A few years ago I was somewhat taken aback when a friend told me that when she a schoolgirl they were taken regularly to confession and she couldn`t think of anything to confess so made up a list of sins and always added at the end `And I`ve told lies` to cover herself. Personally I`ve never had this problem. However I was watching Adrian Chiles recent programme, an exploration of Mediterranean religions, and was interested when he started with his atheist Croatian mother who had become an atheist as a child because she hated going to confession when she had nothing she could think of to confess. `Interesting`, I thought. Then this year I have started reading Elvis Costello`s new autobiography. From the time I set eyes on the LP cover of his first album. My Aim Is True, at a student party on South Street at St Andrews in 1979, I was intrigued at a figue that looked like a cross between Buddy Holly and Woody Allen, called himself Elvis and was steeped in the tradition of the genre and yet was something new.

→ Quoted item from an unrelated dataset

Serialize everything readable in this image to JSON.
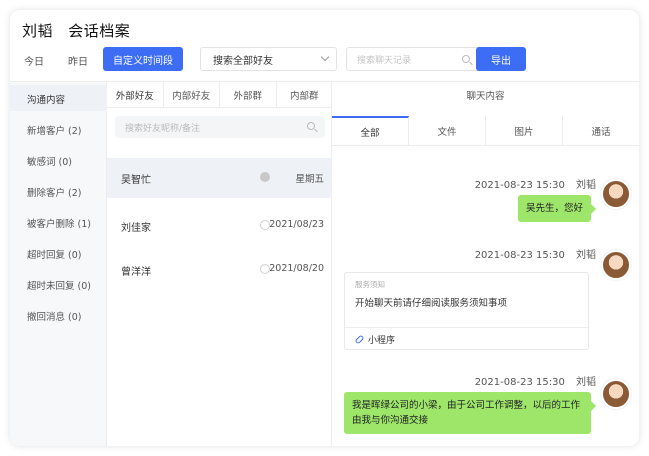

Then I found the music captivating with its angry songs of guilt and revenge, mixed in with Catholic imagery but balanced by the sadness of the ballad `Alison`. There are about nine of his albums which I enjoy (which is far more than for any other singer).  So far in his autobiography he has mentioned his Catholic upbringing a number of times including the satisfying nugget that his father used to take him to a Latin Mass when it was generally being abandoned. He makes a reference to being an altar server (pouring wine over the priest`s fingers) but when it comes to confession as a child he says he couldn`t think of anything he had done wrong so looking at the commandments chose a couple to have something to say: committing adultery and added coveting his neighbour`s ox "to be on the safe side" (p.58).The priest he says `gently set me straight on the possible sins of a child and then gave me a penance of three Our Fathers and five Hail Marys for telling lies" He adds: " I`ve spoken with several Catholic friends who made the same idiotic, forced confession rather than claim their little souls were spotless"

All this makes me wonder whether this still goes on with first confessions? In my twenty-six years as a priest I`ve never heard any child make a confession like Costello`s and they all seeem to have been sincere but next time I`ll be more aware of this. Maybe Pius X`s move wasn`t that great if we ask for confession before first Holy Communion for children when it is the only time the Church requires confession for non-mortal sins before receiving Communion. I`ve no idea what the answer is. 

I enjoy reading and was reminded recently by abbot Cuthbert that I promised to read his book on Mgr McReavy and Vatican II. I got my copy yesterday and have started and will report in due course!